Coromandel reported a 35 per cent increase in sales of manufactured volumes of phosphatic fertiliser during the September quarter this year, while its traded volumes were down 31 per cent for the period.
(7) Operations at Old Mangalore Port come to standstill
Operations at the Old Mangalore Port were affected on Tuesday as the members of the Old Mangalore Port Users’ Association went on a strike. They were demanding the appointment of the surveyor of vessel at the port.
Barring the sailing out of a passenger vessel carrying citizens of Lakshadweep to the island, no other vessel operation took place at the Old Mangalore Port on Tuesday.
The members of the association sat in a protest in front of the Port Officer’s office at Old Mangalore Port. Speaking on the occasion, Charandas Karkera, President of the association, said that since the last two months there is no officer at the port to carry out the annual inspection for the renewal of the validity certificate of vessels.
The Port Officer in-charge has not been given the responsibility to carry out vessel inspection. This has affected the operations at the Old Mangalore Port, he said. (Old Mangalore Port, an important minor port that comes under the Karnataka Government, handles cargoes meant for Lakshadweep islands.)
Harish Kava, member of the association and vessel owner, said that the absence of an official to inspect the vessel has affected many vessel owners. More than 20 vessels have been forced to anchor at the Old Mangalore Port due to this. The vessel owners have been forced to pay wharfage of around Rs 300 a day for a vessel for the past two months.
Some of the members of the association, who spoke on the occasion, wondered why they should pay the wharfage for the mistakes committed by the Government. The operation at the Old Mangalore Port takes place between September and May. Any impediment in the operations during the period would affect their livelihood, they said.
Meanwhile, J.R. Lobo, Mangalore (South) MLA, met the protesters at the Old Mangalore Port and asked them to withdraw their strike for two days.
When he tried to contact the Karnataka Port Minister, Baburao Chinchanasur, on mobile phone to discuss the issue, the Minister was not was not available for contact.
The MLA, who spoke to an official in the Port Department, informed the meeting that steps would be taken to carry out the survey of the vessels and a person would be deputed for this purpose.
On the demand of the port users that a surveyor of vessel should be posted in Old Mangalore Port, Lobo said the matter would be discussed in due course of time.
Some members of the association said that the lone passenger vessel to Lakshadweep, m.v. Amindivi, should not be allowed to sail out.

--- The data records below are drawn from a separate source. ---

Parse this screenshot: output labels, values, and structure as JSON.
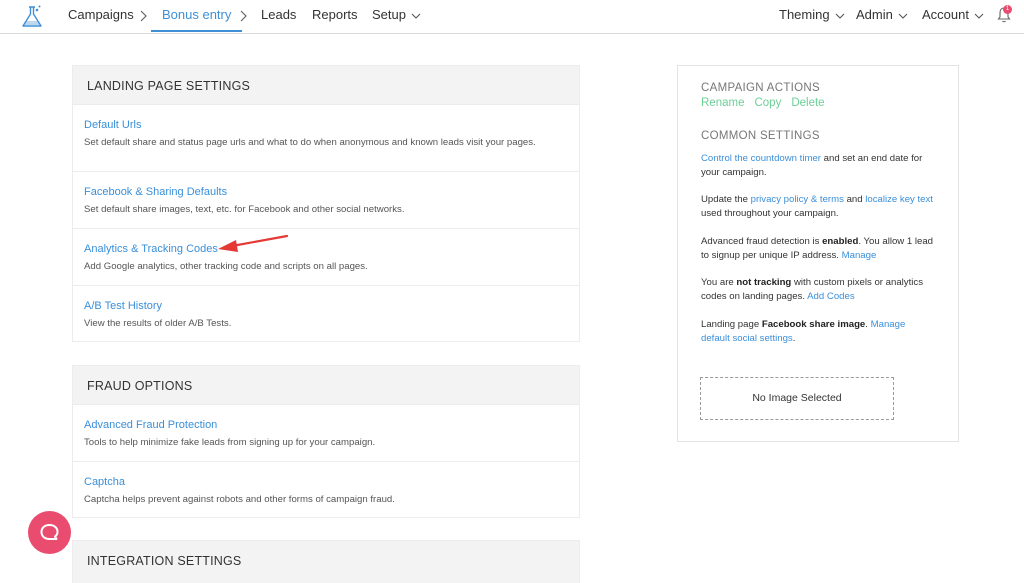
{
  "nav": {
    "campaigns": "Campaigns",
    "bonus_entry": "Bonus entry",
    "leads": "Leads",
    "reports": "Reports",
    "setup": "Setup",
    "theming": "Theming",
    "admin": "Admin",
    "account": "Account",
    "notification_count": "1"
  },
  "landing": {
    "heading": "LANDING PAGE SETTINGS",
    "items": [
      {
        "title": "Default Urls",
        "desc": "Set default share and status page urls and what to do when anonymous and known leads visit your pages."
      },
      {
        "title": "Facebook & Sharing Defaults",
        "desc": "Set default share images, text, etc. for Facebook and other social networks."
      },
      {
        "title": "Analytics & Tracking Codes",
        "desc": "Add Google analytics, other tracking code and scripts on all pages."
      },
      {
        "title": "A/B Test History",
        "desc": "View the results of older A/B Tests."
      }
    ]
  },
  "fraud": {
    "heading": "FRAUD OPTIONS",
    "items": [
      {
        "title": "Advanced Fraud Protection",
        "desc": "Tools to help minimize fake leads from signing up for your campaign."
      },
      {
        "title": "Captcha",
        "desc": "Captcha helps prevent against robots and other forms of campaign fraud."
      }
    ]
  },
  "integration": {
    "heading": "INTEGRATION SETTINGS"
  },
  "panel": {
    "campaign_actions": "CAMPAIGN ACTIONS",
    "rename": "Rename",
    "copy": "Copy",
    "delete": "Delete",
    "common_settings": "COMMON SETTINGS",
    "countdown_link": "Control the countdown timer",
    "countdown_text": " and set an end date for your campaign.",
    "privacy_pre": "Update the ",
    "privacy_link": "privacy policy & terms",
    "privacy_and": " and ",
    "localize_link": "localize key text",
    "privacy_post": " used throughout your campaign.",
    "fraud_pre": "Advanced fraud detection is ",
    "fraud_bold": "enabled",
    "fraud_post": ". You allow 1 lead to signup per unique IP address. ",
    "fraud_link": "Manage",
    "tracking_pre": "You are ",
    "tracking_bold": "not tracking",
    "tracking_post": " with custom pixels or analytics codes on landing pages. ",
    "tracking_link": "Add Codes",
    "share_pre": "Landing page ",
    "share_bold": "Facebook share image",
    "share_post": ". ",
    "share_link": "Manage default social settings",
    "share_end": ".",
    "no_image": "No Image Selected"
  },
  "colors": {
    "link": "#3a8fd9",
    "action": "#6ccf96",
    "accent": "#ea4c6f",
    "arrow": "#e53935"
  }
}
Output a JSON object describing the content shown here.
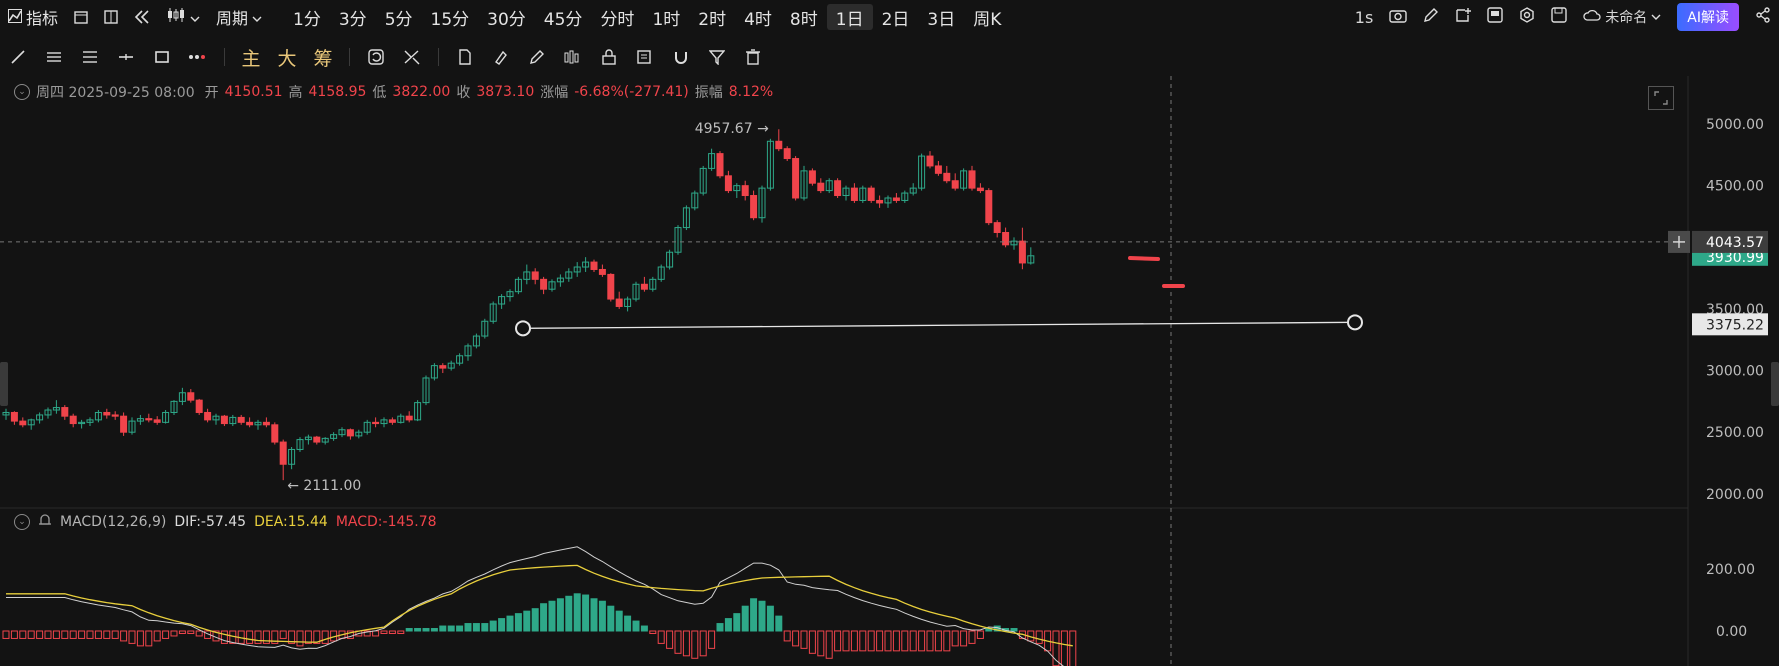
{
  "toolbar": {
    "indicator": "指标",
    "period": "周期",
    "periods": [
      "1分",
      "3分",
      "5分",
      "15分",
      "30分",
      "45分",
      "分时",
      "1时",
      "2时",
      "4时",
      "8时",
      "1日",
      "2日",
      "3日",
      "周K"
    ],
    "active_period": "1日",
    "right_interval": "1s",
    "layout_name": "未命名",
    "ai_label": "AI解读",
    "icons": [
      "camera-icon",
      "pen-icon",
      "add-window-icon",
      "template-icon",
      "settings-icon",
      "save-icon",
      "cloud-icon",
      "share-icon"
    ]
  },
  "drawbar": {
    "tools": [
      "line-icon",
      "parallel-icon",
      "channel-icon",
      "horizontal-line-icon",
      "rectangle-icon",
      "more-dots-icon"
    ],
    "text_tools": [
      "主",
      "大",
      "筹"
    ],
    "tools2": [
      "replay-icon",
      "measure-icon",
      "note-icon",
      "brush-icon",
      "bars-icon",
      "lock-icon",
      "edit-icon",
      "magnet-icon",
      "filter-icon",
      "trash-icon"
    ]
  },
  "info": {
    "date": "周四 2025-09-25 08:00",
    "open_label": "开",
    "open": "4150.51",
    "high_label": "高",
    "high": "4158.95",
    "low_label": "低",
    "low": "3822.00",
    "close_label": "收",
    "close": "3873.10",
    "change_label": "涨幅",
    "change": "-6.68%(-277.41)",
    "amp_label": "振幅",
    "amp": "8.12%"
  },
  "macd_info": {
    "name": "MACD(12,26,9)",
    "dif": "DIF:-57.45",
    "dea": "DEA:15.44",
    "macd": "MACD:-145.78"
  },
  "colors": {
    "up": "#2ea889",
    "down": "#f0444b",
    "dif": "#d0d0d0",
    "dea": "#e8cf3c",
    "bg": "#131313"
  },
  "chart_data": {
    "type": "candlestick",
    "y_ticks": [
      5000,
      4500,
      4000,
      3500,
      3000,
      2500,
      2000
    ],
    "macd_ticks": [
      "200.00",
      "0.00"
    ],
    "high_annotation": "4957.67",
    "low_annotation": "2111.00",
    "crosshair_price": "4043.57",
    "last_price": "3930.99",
    "hline_price": "3375.22",
    "candles": [
      [
        2640,
        2690,
        2600,
        2660
      ],
      [
        2660,
        2670,
        2560,
        2590
      ],
      [
        2590,
        2620,
        2540,
        2560
      ],
      [
        2560,
        2610,
        2520,
        2600
      ],
      [
        2600,
        2660,
        2570,
        2640
      ],
      [
        2640,
        2700,
        2610,
        2680
      ],
      [
        2680,
        2760,
        2650,
        2700
      ],
      [
        2700,
        2720,
        2600,
        2630
      ],
      [
        2630,
        2650,
        2540,
        2570
      ],
      [
        2570,
        2600,
        2530,
        2580
      ],
      [
        2580,
        2620,
        2550,
        2600
      ],
      [
        2600,
        2680,
        2580,
        2660
      ],
      [
        2660,
        2690,
        2610,
        2640
      ],
      [
        2640,
        2670,
        2600,
        2630
      ],
      [
        2630,
        2660,
        2470,
        2500
      ],
      [
        2500,
        2620,
        2480,
        2590
      ],
      [
        2590,
        2640,
        2560,
        2610
      ],
      [
        2610,
        2650,
        2580,
        2600
      ],
      [
        2600,
        2630,
        2560,
        2580
      ],
      [
        2580,
        2680,
        2570,
        2660
      ],
      [
        2660,
        2760,
        2640,
        2750
      ],
      [
        2750,
        2860,
        2720,
        2820
      ],
      [
        2820,
        2850,
        2740,
        2760
      ],
      [
        2760,
        2770,
        2640,
        2660
      ],
      [
        2660,
        2690,
        2580,
        2600
      ],
      [
        2600,
        2650,
        2560,
        2630
      ],
      [
        2630,
        2640,
        2550,
        2570
      ],
      [
        2570,
        2640,
        2550,
        2620
      ],
      [
        2620,
        2640,
        2560,
        2580
      ],
      [
        2580,
        2620,
        2540,
        2560
      ],
      [
        2560,
        2600,
        2520,
        2580
      ],
      [
        2580,
        2620,
        2540,
        2560
      ],
      [
        2560,
        2580,
        2400,
        2420
      ],
      [
        2420,
        2440,
        2111,
        2240
      ],
      [
        2240,
        2380,
        2200,
        2360
      ],
      [
        2360,
        2460,
        2340,
        2440
      ],
      [
        2440,
        2480,
        2400,
        2460
      ],
      [
        2460,
        2470,
        2400,
        2420
      ],
      [
        2420,
        2460,
        2400,
        2450
      ],
      [
        2450,
        2500,
        2430,
        2480
      ],
      [
        2480,
        2540,
        2460,
        2520
      ],
      [
        2520,
        2530,
        2440,
        2470
      ],
      [
        2470,
        2520,
        2450,
        2500
      ],
      [
        2500,
        2600,
        2480,
        2580
      ],
      [
        2580,
        2620,
        2540,
        2570
      ],
      [
        2570,
        2620,
        2540,
        2600
      ],
      [
        2600,
        2620,
        2560,
        2580
      ],
      [
        2580,
        2650,
        2570,
        2630
      ],
      [
        2630,
        2670,
        2580,
        2600
      ],
      [
        2600,
        2760,
        2590,
        2740
      ],
      [
        2740,
        2960,
        2720,
        2940
      ],
      [
        2940,
        3060,
        2920,
        3040
      ],
      [
        3040,
        3060,
        2980,
        3020
      ],
      [
        3020,
        3080,
        3000,
        3060
      ],
      [
        3060,
        3140,
        3040,
        3120
      ],
      [
        3120,
        3220,
        3080,
        3200
      ],
      [
        3200,
        3300,
        3180,
        3280
      ],
      [
        3280,
        3420,
        3260,
        3400
      ],
      [
        3400,
        3560,
        3380,
        3540
      ],
      [
        3540,
        3620,
        3500,
        3600
      ],
      [
        3600,
        3660,
        3560,
        3640
      ],
      [
        3640,
        3760,
        3620,
        3740
      ],
      [
        3740,
        3860,
        3700,
        3800
      ],
      [
        3800,
        3830,
        3700,
        3740
      ],
      [
        3740,
        3760,
        3620,
        3660
      ],
      [
        3660,
        3740,
        3640,
        3720
      ],
      [
        3720,
        3780,
        3680,
        3750
      ],
      [
        3750,
        3830,
        3720,
        3800
      ],
      [
        3800,
        3880,
        3760,
        3840
      ],
      [
        3840,
        3920,
        3800,
        3880
      ],
      [
        3880,
        3900,
        3800,
        3820
      ],
      [
        3820,
        3860,
        3760,
        3780
      ],
      [
        3780,
        3790,
        3560,
        3580
      ],
      [
        3580,
        3640,
        3500,
        3520
      ],
      [
        3520,
        3600,
        3480,
        3580
      ],
      [
        3580,
        3720,
        3560,
        3700
      ],
      [
        3700,
        3760,
        3640,
        3660
      ],
      [
        3660,
        3760,
        3640,
        3740
      ],
      [
        3740,
        3860,
        3720,
        3840
      ],
      [
        3840,
        3980,
        3820,
        3960
      ],
      [
        3960,
        4180,
        3940,
        4160
      ],
      [
        4160,
        4340,
        4140,
        4320
      ],
      [
        4320,
        4460,
        4300,
        4440
      ],
      [
        4440,
        4660,
        4420,
        4640
      ],
      [
        4640,
        4800,
        4620,
        4760
      ],
      [
        4760,
        4780,
        4560,
        4580
      ],
      [
        4580,
        4620,
        4440,
        4460
      ],
      [
        4460,
        4520,
        4400,
        4500
      ],
      [
        4500,
        4540,
        4380,
        4420
      ],
      [
        4420,
        4460,
        4220,
        4240
      ],
      [
        4240,
        4500,
        4200,
        4480
      ],
      [
        4480,
        4880,
        4460,
        4860
      ],
      [
        4860,
        4957.67,
        4780,
        4800
      ],
      [
        4800,
        4820,
        4700,
        4720
      ],
      [
        4720,
        4740,
        4380,
        4400
      ],
      [
        4400,
        4660,
        4380,
        4620
      ],
      [
        4620,
        4640,
        4500,
        4520
      ],
      [
        4520,
        4560,
        4440,
        4460
      ],
      [
        4460,
        4560,
        4440,
        4540
      ],
      [
        4540,
        4560,
        4400,
        4420
      ],
      [
        4420,
        4500,
        4380,
        4480
      ],
      [
        4480,
        4520,
        4360,
        4380
      ],
      [
        4380,
        4500,
        4360,
        4480
      ],
      [
        4480,
        4500,
        4360,
        4380
      ],
      [
        4380,
        4420,
        4320,
        4360
      ],
      [
        4360,
        4420,
        4320,
        4400
      ],
      [
        4400,
        4440,
        4360,
        4380
      ],
      [
        4380,
        4460,
        4360,
        4440
      ],
      [
        4440,
        4520,
        4420,
        4480
      ],
      [
        4480,
        4760,
        4460,
        4740
      ],
      [
        4740,
        4780,
        4640,
        4660
      ],
      [
        4660,
        4700,
        4580,
        4600
      ],
      [
        4600,
        4660,
        4520,
        4540
      ],
      [
        4540,
        4600,
        4460,
        4480
      ],
      [
        4480,
        4640,
        4460,
        4620
      ],
      [
        4620,
        4660,
        4460,
        4480
      ],
      [
        4480,
        4520,
        4440,
        4460
      ],
      [
        4460,
        4480,
        4180,
        4200
      ],
      [
        4200,
        4220,
        4080,
        4120
      ],
      [
        4120,
        4160,
        4000,
        4020
      ],
      [
        4020,
        4080,
        3980,
        4050
      ],
      [
        4050,
        4158.95,
        3822,
        3873
      ],
      [
        3873,
        4000,
        3860,
        3931
      ]
    ],
    "macd_hist": [
      -24,
      -24,
      -24,
      -24,
      -24,
      -24,
      -24,
      -24,
      -24,
      -24,
      -24,
      -24,
      -24,
      -24,
      -32,
      -40,
      -48,
      -48,
      -32,
      -24,
      -16,
      -8,
      -8,
      -16,
      -24,
      -32,
      -40,
      -40,
      -40,
      -40,
      -40,
      -40,
      -40,
      -24,
      -40,
      -48,
      -40,
      -40,
      -40,
      -32,
      -24,
      -24,
      -16,
      -16,
      -16,
      -8,
      -8,
      -8,
      8,
      8,
      8,
      8,
      16,
      16,
      16,
      24,
      24,
      24,
      32,
      40,
      48,
      56,
      64,
      72,
      88,
      96,
      104,
      112,
      120,
      116,
      104,
      96,
      80,
      64,
      48,
      32,
      16,
      -8,
      -40,
      -56,
      -72,
      -80,
      -88,
      -80,
      -56,
      24,
      40,
      56,
      80,
      104,
      96,
      80,
      48,
      -32,
      -48,
      -56,
      -72,
      -80,
      -88,
      -64,
      -64,
      -64,
      -64,
      -64,
      -64,
      -64,
      -64,
      -64,
      -64,
      -64,
      -64,
      -64,
      -64,
      -48,
      -48,
      -40,
      -24,
      8,
      16,
      8,
      8,
      -24,
      -32,
      -40,
      -64,
      -112,
      -145.78,
      -150
    ]
  }
}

Pacifying the members, Karkera said that advance information about the strike was not given to the crew of the passenger vessel. He said that the vessel carrying Lakshadweep residents would be allowed to sail out to Lakshadweep.